BEGIN

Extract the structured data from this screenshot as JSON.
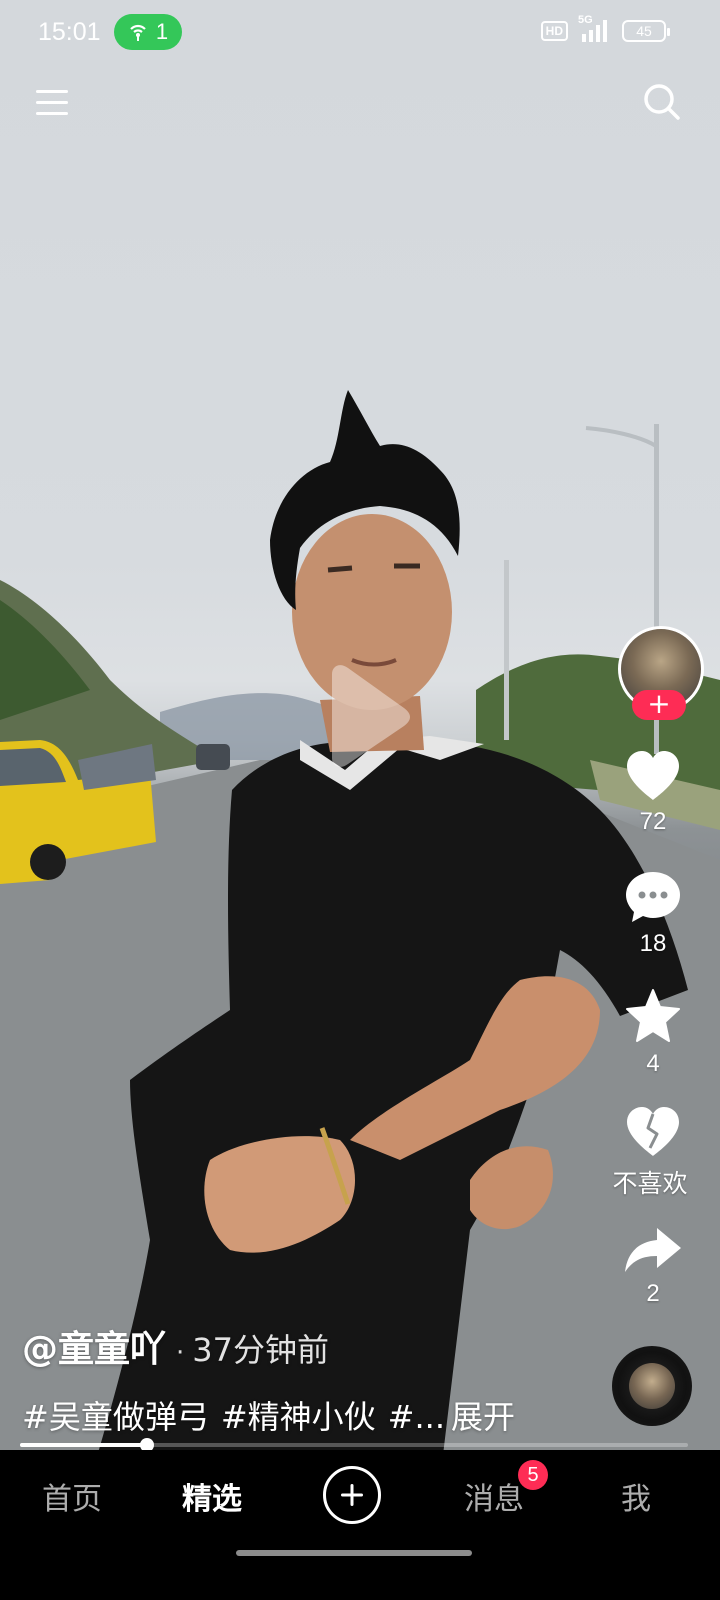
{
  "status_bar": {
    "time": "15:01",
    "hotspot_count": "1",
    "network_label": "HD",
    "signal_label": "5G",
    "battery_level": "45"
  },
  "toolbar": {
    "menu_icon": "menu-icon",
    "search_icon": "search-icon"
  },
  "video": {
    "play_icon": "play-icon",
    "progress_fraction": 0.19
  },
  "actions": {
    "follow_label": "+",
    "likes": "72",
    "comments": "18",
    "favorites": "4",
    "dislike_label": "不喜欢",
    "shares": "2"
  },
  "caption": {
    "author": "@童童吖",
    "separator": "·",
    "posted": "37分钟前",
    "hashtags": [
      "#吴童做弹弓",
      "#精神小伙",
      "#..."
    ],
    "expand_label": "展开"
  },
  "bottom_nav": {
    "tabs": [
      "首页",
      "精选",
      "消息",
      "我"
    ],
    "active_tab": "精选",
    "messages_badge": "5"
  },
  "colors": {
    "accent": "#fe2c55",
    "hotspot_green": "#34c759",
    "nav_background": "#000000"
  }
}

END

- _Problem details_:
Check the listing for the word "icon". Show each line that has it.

- _Worked solution_:
    "menu_icon": "menu-icon",
    "search_icon": "search-icon"
    "play_icon": "play-icon",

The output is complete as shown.